▶ _Instructions for the task_
In the entries that follow, find each line with the word "Artikel" and copy it.

- - - -

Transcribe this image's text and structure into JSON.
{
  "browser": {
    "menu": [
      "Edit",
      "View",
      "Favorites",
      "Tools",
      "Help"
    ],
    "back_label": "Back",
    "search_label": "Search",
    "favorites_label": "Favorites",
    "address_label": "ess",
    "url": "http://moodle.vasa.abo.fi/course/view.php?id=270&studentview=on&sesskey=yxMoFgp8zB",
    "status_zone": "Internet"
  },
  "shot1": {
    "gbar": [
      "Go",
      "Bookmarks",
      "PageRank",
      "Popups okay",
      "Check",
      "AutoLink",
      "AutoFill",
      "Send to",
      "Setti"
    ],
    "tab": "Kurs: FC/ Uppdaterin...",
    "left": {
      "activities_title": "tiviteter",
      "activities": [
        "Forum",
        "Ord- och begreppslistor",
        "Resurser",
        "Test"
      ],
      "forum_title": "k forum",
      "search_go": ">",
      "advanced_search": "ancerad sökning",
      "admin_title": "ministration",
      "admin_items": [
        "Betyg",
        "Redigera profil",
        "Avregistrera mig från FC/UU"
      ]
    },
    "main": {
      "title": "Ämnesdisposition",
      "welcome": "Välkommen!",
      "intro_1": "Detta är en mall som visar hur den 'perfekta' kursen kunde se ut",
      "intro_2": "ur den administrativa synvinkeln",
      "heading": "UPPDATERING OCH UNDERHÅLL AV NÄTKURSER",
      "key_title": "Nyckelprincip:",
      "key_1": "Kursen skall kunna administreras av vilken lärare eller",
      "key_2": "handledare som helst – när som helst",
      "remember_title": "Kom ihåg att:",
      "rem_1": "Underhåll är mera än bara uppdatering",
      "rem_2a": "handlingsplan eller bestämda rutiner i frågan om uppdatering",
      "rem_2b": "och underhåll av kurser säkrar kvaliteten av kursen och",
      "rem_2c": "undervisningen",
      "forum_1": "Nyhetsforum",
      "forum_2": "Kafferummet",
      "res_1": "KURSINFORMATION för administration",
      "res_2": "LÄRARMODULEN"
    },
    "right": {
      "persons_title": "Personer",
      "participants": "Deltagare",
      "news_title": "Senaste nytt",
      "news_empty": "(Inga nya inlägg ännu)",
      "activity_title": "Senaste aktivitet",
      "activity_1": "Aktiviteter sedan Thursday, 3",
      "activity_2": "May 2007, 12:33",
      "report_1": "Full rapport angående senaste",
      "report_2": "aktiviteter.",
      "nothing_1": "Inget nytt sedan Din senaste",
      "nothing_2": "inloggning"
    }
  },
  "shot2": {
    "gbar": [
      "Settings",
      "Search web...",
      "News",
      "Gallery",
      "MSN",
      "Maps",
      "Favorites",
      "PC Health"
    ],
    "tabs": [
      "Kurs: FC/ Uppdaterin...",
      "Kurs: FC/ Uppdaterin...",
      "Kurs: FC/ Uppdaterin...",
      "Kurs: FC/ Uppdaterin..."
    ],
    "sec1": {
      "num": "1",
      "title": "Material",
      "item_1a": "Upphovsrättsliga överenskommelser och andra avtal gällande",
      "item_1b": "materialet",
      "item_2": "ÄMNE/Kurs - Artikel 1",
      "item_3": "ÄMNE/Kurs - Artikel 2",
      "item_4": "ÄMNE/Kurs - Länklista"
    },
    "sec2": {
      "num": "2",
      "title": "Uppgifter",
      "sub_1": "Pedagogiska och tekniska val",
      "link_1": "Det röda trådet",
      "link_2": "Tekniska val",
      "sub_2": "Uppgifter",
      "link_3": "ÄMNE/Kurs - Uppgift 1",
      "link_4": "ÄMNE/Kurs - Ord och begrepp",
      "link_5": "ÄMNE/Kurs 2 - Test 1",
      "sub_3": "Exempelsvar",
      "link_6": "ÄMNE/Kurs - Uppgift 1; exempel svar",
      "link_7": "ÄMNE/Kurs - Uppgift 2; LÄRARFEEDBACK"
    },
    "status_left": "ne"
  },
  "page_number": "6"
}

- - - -

▶ _The completed task_
      "item_2": "ÄMNE/Kurs - Artikel 1",
      "item_3": "ÄMNE/Kurs - Artikel 2",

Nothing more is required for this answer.